§ Work instructions
Look for "executive" in the records and copy every line that has it.

§ Information provided
====================

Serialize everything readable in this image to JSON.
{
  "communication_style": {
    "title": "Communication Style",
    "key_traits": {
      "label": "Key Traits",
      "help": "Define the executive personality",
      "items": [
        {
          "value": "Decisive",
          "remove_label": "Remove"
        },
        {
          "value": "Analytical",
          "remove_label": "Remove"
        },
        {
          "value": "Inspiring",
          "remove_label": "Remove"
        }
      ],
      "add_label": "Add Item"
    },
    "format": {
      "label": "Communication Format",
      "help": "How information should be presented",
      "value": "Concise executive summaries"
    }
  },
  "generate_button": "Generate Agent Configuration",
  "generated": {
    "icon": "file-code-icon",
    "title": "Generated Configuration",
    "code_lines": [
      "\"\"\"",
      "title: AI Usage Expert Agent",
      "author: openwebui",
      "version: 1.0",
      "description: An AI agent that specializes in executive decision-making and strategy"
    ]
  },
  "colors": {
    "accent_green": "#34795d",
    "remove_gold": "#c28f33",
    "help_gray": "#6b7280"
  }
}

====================

§ Problem solution
      "help": "Define the executive personality",
      "value": "Concise executive summaries"
      "description: An AI agent that specializes in executive decision-making and strategy"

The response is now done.